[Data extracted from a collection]
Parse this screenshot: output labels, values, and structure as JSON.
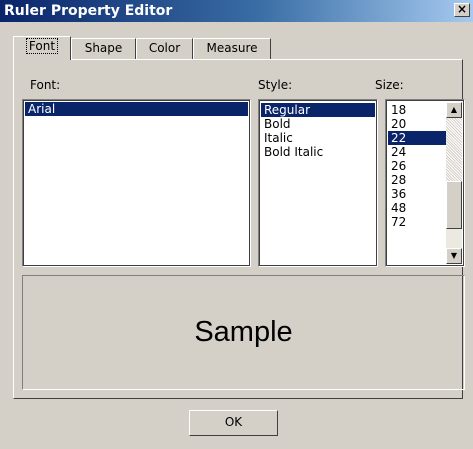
{
  "window": {
    "title": "Ruler Property Editor",
    "close_label": "×"
  },
  "tabs": [
    {
      "label": "Font",
      "active": true
    },
    {
      "label": "Shape",
      "active": false
    },
    {
      "label": "Color",
      "active": false
    },
    {
      "label": "Measure",
      "active": false
    }
  ],
  "font_tab": {
    "font_label": "Font:",
    "style_label": "Style:",
    "size_label": "Size:",
    "fonts": [
      "Arial"
    ],
    "selected_font": "Arial",
    "styles": [
      "Regular",
      "Bold",
      "Italic",
      "Bold Italic"
    ],
    "selected_style": "Regular",
    "sizes": [
      "18",
      "20",
      "22",
      "24",
      "26",
      "28",
      "36",
      "48",
      "72"
    ],
    "selected_size": "22",
    "sample_text": "Sample"
  },
  "buttons": {
    "ok_label": "OK"
  },
  "colors": {
    "selection": "#0a246a",
    "face": "#d4d0c8"
  }
}
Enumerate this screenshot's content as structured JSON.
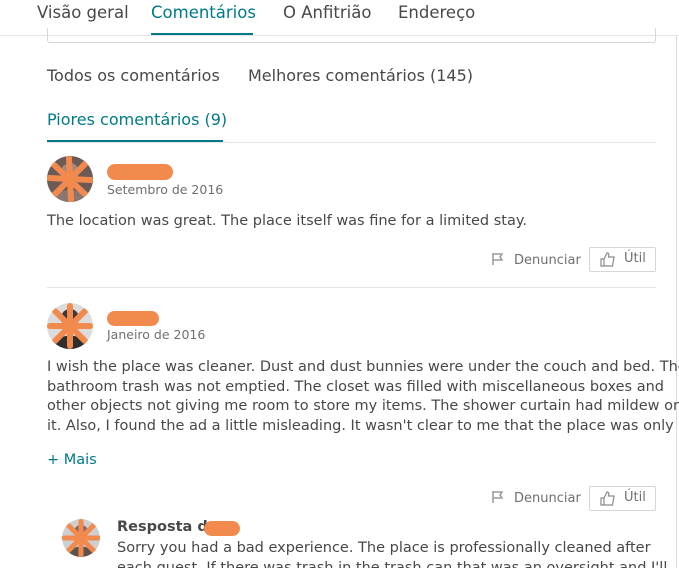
{
  "nav": {
    "tabs": [
      {
        "label": "Visão geral"
      },
      {
        "label": "Comentários"
      },
      {
        "label": "O Anfitrião"
      },
      {
        "label": "Endereço"
      }
    ],
    "active_index": 1
  },
  "filters": {
    "all": "Todos os comentários",
    "best": "Melhores comentários (145)",
    "worst": "Piores comentários (9)"
  },
  "reviews": [
    {
      "date": "Setembro de 2016",
      "text": "The location was great. The place itself was fine for a limited stay.",
      "report_label": "Denunciar",
      "useful_label": "Útil"
    },
    {
      "date": "Janeiro de 2016",
      "text_lines": [
        "I wish the place was cleaner. Dust and dust bunnies were under the couch and bed. The",
        "bathroom trash was not emptied. The closet was filled with miscellaneous boxes and",
        "other objects not giving me room to store my items. The shower curtain had mildew on",
        "it.  Also, I found the ad a little misleading. It wasn't clear to me that the place was only"
      ],
      "more_label": "+ Mais",
      "report_label": "Denunciar",
      "useful_label": "Útil",
      "response": {
        "title": "Resposta de",
        "text_lines": [
          "Sorry you had a bad experience. The place is professionally cleaned after",
          "each guest. If there was trash in the trash can that was an oversight and I'll"
        ]
      }
    }
  ],
  "colors": {
    "accent": "#007a87",
    "text": "#484848",
    "muted": "#6f6f6f",
    "redaction": "#f28a4e"
  }
}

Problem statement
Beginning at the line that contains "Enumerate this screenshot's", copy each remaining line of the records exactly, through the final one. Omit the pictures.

Written response
Enumerate this screenshot's content as structured JSON.
{
  "nav": {
    "tabs": [
      {
        "label": "Visão geral"
      },
      {
        "label": "Comentários"
      },
      {
        "label": "O Anfitrião"
      },
      {
        "label": "Endereço"
      }
    ],
    "active_index": 1
  },
  "filters": {
    "all": "Todos os comentários",
    "best": "Melhores comentários (145)",
    "worst": "Piores comentários (9)"
  },
  "reviews": [
    {
      "date": "Setembro de 2016",
      "text": "The location was great. The place itself was fine for a limited stay.",
      "report_label": "Denunciar",
      "useful_label": "Útil"
    },
    {
      "date": "Janeiro de 2016",
      "text_lines": [
        "I wish the place was cleaner. Dust and dust bunnies were under the couch and bed. The",
        "bathroom trash was not emptied. The closet was filled with miscellaneous boxes and",
        "other objects not giving me room to store my items. The shower curtain had mildew on",
        "it.  Also, I found the ad a little misleading. It wasn't clear to me that the place was only"
      ],
      "more_label": "+ Mais",
      "report_label": "Denunciar",
      "useful_label": "Útil",
      "response": {
        "title": "Resposta de",
        "text_lines": [
          "Sorry you had a bad experience. The place is professionally cleaned after",
          "each guest. If there was trash in the trash can that was an oversight and I'll"
        ]
      }
    }
  ],
  "colors": {
    "accent": "#007a87",
    "text": "#484848",
    "muted": "#6f6f6f",
    "redaction": "#f28a4e"
  }
}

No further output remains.